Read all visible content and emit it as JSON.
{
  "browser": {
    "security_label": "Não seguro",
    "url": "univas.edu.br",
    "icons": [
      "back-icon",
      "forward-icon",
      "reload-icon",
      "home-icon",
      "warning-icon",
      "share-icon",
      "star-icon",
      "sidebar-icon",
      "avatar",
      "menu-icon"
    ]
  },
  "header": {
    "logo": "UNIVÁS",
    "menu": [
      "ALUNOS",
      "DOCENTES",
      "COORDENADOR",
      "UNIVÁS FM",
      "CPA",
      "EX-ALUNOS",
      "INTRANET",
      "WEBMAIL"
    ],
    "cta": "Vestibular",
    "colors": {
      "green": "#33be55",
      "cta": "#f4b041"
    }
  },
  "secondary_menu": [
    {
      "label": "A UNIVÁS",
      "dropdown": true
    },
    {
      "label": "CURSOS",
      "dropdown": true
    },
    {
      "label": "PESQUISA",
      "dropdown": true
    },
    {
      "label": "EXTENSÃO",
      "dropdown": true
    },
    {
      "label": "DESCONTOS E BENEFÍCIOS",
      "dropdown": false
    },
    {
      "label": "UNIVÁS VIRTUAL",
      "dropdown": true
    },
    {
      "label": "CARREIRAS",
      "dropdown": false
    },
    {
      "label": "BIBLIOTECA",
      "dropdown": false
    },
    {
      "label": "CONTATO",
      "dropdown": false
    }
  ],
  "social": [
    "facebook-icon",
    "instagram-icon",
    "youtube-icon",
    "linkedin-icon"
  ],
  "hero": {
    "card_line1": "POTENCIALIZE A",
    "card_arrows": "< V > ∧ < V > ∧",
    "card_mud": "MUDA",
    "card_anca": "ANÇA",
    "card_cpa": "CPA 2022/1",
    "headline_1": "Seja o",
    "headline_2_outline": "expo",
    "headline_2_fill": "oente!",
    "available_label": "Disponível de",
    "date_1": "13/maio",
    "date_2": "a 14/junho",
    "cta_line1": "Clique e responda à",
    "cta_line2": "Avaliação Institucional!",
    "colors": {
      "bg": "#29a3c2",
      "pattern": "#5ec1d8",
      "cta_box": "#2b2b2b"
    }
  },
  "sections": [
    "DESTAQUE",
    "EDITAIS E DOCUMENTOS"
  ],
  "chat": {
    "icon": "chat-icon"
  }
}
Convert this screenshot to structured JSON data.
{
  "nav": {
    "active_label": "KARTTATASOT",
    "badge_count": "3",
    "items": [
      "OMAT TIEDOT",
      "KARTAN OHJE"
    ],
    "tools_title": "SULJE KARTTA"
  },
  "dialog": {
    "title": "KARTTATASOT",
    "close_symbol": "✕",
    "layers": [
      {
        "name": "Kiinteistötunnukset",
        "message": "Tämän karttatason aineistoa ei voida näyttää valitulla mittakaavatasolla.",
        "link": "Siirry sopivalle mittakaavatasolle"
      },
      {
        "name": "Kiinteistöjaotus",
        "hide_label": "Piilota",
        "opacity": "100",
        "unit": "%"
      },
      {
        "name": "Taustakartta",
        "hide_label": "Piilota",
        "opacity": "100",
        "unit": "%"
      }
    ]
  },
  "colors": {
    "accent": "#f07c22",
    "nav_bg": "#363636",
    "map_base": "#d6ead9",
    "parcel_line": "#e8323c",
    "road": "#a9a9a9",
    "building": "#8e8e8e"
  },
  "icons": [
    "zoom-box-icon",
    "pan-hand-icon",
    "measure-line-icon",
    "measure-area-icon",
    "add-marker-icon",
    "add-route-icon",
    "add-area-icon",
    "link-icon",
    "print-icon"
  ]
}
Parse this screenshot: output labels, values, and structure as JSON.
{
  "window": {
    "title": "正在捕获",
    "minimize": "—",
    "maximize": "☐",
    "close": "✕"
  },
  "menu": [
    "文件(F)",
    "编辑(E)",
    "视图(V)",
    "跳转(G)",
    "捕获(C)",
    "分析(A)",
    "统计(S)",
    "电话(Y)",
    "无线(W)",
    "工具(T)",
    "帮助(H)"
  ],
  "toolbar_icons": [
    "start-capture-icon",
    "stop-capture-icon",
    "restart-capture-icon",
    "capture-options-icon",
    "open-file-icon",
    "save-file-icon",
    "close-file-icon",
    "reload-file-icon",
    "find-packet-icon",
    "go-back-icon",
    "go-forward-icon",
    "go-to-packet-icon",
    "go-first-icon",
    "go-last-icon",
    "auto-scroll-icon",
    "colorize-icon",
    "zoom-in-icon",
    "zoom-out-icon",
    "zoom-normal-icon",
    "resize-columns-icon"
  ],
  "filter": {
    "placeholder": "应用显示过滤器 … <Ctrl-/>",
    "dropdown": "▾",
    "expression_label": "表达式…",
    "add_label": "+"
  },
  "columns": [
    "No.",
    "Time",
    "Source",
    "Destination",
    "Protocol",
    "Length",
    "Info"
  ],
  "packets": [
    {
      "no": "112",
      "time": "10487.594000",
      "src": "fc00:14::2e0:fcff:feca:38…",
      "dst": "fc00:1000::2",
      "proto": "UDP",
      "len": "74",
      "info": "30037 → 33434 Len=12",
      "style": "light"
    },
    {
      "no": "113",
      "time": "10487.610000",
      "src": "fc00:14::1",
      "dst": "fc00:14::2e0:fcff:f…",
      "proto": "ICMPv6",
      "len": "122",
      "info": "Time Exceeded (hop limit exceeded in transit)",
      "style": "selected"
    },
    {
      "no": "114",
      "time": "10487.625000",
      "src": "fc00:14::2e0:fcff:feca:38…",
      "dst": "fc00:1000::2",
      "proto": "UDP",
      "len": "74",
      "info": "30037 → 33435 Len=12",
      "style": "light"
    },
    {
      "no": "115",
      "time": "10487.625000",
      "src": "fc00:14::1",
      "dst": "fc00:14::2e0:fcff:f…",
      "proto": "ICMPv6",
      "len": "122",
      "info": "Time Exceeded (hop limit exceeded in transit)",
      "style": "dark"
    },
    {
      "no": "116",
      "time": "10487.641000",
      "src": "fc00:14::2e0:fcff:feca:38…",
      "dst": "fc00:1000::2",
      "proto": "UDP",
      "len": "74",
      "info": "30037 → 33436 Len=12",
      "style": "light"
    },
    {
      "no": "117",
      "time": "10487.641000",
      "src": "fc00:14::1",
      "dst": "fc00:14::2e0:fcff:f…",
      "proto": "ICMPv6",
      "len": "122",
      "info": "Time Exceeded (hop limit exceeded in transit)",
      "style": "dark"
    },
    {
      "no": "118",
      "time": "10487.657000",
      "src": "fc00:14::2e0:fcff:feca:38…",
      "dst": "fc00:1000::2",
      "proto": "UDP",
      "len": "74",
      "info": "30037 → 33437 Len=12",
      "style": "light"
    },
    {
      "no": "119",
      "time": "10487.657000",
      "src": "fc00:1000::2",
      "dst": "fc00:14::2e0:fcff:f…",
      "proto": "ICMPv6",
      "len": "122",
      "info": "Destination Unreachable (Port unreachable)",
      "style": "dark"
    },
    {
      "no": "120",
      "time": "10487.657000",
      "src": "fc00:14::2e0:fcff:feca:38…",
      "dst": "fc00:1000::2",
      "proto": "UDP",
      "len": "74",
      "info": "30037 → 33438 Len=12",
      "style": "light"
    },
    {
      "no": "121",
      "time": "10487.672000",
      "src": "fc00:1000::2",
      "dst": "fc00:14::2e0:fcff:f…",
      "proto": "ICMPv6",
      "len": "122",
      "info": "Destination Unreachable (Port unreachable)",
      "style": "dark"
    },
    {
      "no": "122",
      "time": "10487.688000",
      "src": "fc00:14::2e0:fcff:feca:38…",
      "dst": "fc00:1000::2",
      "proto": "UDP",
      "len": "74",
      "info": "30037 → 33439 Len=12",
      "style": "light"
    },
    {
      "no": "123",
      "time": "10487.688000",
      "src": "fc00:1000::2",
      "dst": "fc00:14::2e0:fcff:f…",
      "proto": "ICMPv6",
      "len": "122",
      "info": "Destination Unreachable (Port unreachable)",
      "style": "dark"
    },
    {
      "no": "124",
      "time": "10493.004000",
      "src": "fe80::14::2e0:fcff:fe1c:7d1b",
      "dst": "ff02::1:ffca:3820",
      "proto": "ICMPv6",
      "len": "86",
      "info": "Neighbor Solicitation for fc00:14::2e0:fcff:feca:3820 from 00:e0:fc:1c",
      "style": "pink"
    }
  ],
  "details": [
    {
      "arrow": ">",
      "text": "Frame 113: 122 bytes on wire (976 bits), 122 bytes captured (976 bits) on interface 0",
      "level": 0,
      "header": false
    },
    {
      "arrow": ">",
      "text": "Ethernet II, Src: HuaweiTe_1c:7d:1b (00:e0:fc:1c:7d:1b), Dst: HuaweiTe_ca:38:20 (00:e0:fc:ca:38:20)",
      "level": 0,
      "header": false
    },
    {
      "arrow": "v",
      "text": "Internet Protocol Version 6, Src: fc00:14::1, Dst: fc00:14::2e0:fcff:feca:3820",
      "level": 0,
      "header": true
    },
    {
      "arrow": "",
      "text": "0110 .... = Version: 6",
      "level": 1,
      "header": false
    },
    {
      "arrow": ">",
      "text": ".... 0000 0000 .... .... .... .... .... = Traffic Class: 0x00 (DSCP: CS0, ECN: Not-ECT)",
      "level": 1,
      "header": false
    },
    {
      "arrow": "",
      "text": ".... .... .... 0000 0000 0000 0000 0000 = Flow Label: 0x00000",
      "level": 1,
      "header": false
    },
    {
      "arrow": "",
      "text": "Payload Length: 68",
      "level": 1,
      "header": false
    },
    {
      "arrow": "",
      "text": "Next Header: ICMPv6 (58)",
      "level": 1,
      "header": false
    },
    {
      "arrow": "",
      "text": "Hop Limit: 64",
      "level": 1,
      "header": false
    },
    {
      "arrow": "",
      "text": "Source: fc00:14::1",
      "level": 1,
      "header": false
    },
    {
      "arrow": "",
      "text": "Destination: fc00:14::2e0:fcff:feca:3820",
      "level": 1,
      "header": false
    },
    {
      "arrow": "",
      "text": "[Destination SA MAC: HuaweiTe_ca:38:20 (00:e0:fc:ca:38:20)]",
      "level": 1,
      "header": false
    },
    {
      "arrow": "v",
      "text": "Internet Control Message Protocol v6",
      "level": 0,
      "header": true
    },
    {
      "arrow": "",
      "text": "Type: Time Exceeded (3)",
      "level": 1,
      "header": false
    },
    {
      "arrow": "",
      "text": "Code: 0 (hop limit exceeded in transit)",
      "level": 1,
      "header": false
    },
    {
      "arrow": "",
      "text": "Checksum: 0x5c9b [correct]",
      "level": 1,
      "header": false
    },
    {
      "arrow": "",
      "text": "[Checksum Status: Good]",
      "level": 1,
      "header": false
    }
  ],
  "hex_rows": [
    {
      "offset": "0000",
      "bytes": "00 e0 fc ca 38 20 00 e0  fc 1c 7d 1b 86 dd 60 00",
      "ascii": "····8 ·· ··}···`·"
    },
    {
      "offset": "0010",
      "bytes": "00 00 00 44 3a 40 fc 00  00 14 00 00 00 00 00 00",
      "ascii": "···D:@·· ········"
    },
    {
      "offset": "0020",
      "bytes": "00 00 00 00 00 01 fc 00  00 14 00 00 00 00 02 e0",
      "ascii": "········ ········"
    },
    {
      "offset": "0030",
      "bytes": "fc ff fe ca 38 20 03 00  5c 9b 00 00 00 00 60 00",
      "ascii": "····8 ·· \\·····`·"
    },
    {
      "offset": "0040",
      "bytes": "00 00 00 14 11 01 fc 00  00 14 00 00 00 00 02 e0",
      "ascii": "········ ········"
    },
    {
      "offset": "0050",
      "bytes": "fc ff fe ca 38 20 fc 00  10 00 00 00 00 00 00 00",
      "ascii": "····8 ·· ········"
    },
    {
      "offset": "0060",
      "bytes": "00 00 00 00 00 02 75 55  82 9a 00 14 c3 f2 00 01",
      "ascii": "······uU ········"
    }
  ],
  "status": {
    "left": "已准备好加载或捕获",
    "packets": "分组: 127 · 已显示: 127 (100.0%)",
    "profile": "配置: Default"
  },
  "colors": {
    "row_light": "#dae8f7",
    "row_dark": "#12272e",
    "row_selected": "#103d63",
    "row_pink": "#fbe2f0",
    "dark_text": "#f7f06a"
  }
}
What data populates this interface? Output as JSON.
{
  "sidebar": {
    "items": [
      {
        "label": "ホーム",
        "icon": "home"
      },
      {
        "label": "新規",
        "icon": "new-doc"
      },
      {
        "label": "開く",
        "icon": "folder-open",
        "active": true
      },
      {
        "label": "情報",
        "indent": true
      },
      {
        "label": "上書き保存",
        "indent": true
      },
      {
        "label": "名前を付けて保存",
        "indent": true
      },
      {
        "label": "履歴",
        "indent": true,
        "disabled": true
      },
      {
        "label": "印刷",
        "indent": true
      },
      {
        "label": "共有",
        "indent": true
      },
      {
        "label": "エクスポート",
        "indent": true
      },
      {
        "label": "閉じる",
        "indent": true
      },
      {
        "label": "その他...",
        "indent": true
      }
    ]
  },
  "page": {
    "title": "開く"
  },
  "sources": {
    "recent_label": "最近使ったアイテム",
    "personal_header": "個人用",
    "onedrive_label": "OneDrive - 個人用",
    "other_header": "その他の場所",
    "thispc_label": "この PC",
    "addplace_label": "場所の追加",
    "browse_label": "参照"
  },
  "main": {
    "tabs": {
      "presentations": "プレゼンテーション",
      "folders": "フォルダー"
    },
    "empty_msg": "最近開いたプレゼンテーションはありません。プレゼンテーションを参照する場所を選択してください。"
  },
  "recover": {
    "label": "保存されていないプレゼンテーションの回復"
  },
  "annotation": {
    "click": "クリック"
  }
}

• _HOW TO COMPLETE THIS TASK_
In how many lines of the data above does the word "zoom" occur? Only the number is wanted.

• _EXERCISE RESULT_
4